The data shown below were collected from the profiles of 96 tweeters who shared this research output. Click here to find out more about how the information was compiled.

Mendeley readers

The data shown below were compiled from readership statistics for 26 Mendeley readers of this research output. Click here to see the associated Mendeley record.

Geographical breakdown

Country Count As %
Switzerland 2 8%
United States 2 8%
Denmark 1 4%
Belgium 1 4%
Unknown 20 77%

Demographic breakdown

Readers by professional status Count As %
Researcher 10 38%
Student > Ph. D. Student 5 19%
Lecturer 2 8%
Professor > Associate Professor 2 8%
Professor 1 4%
Other 6 23%
Readers by discipline Count As %
Agricultural and Biological Sciences 9 35%
Biochemistry, Genetics and Molecular Biology 6 23%
Social Sciences 4 15%
Engineering 2 8%
Arts and Humanities 1 4%
Other 4 15%

Attention Score in Context

This research output has an Altmetric Attention Score of 340. This is our high-level measure of the quality and quantity of online attention that it has received. This Attention Score, as well as the ranking and number of research outputs shown below, was calculated when the research output was last mentioned on 11 November 2017.
All research outputs
#19,118
of 8,672,951 outputs
Outputs from Genome Biology & Evolution
#4
of 1,439 outputs
Outputs of similar age
#1,315
of 288,850 outputs
Outputs of similar age from Genome Biology & Evolution
#1
of 78 outputs
Altmetric has tracked 8,672,951 research outputs across all sources so far. Compared to these this one has done particularly well and is in the 99th percentile: it's in the top 5% of all research outputs ever tracked by Altmetric.
So far Altmetric has tracked 1,439 research outputs from this source. They typically receive more attention than average, with a mean Attention Score of 8.1. This one has done particularly well, scoring higher than 99% of its peers.
Older research outputs will score higher simply because they've had more time to accumulate mentions. To account for age we can compare this Altmetric Attention Score to the 288,850 tracked outputs that were published within six weeks on either side of this one in any source. This one has done particularly well, scoring higher than 99% of its contemporaries.
We're also able to compare this research output to 78 others from the same source and published within six weeks on either side of this one.
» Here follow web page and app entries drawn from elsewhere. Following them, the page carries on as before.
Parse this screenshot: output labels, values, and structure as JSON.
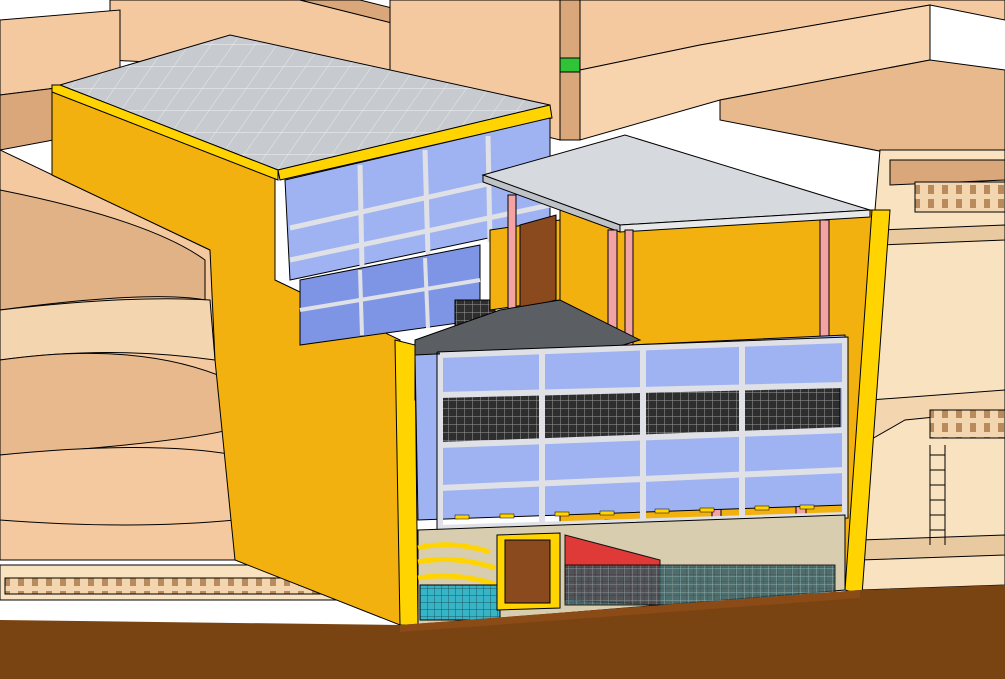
{
  "scene": {
    "description_free": true,
    "palette": {
      "sky": "#ffffff",
      "ground": "#7a4312",
      "ground_light": "#8b4b16",
      "facade_yellow": "#f2b10e",
      "facade_yellow_dark": "#e3a000",
      "facade_edge": "#ffd400",
      "neighbor_peach": "#f5c9a0",
      "neighbor_peach_dark": "#d9a77a",
      "neighbor_cream": "#f8e2c0",
      "roof_gray": "#c9ccd0",
      "roof_tile_line": "#ffffff",
      "glass_blue": "#9fb3f2",
      "glass_dark": "#4f6ad1",
      "frame_light": "#dfe1e6",
      "pilotis_pink": "#f3a3a3",
      "mesh_dark": "#333333",
      "mesh_cyan": "#3fb8c8",
      "door_brown": "#8a4a1e",
      "green_accent": "#2ec436",
      "floor_dark": "#5b5e62"
    }
  }
}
This one has done particularly well, scoring higher than 98% of its contemporaries.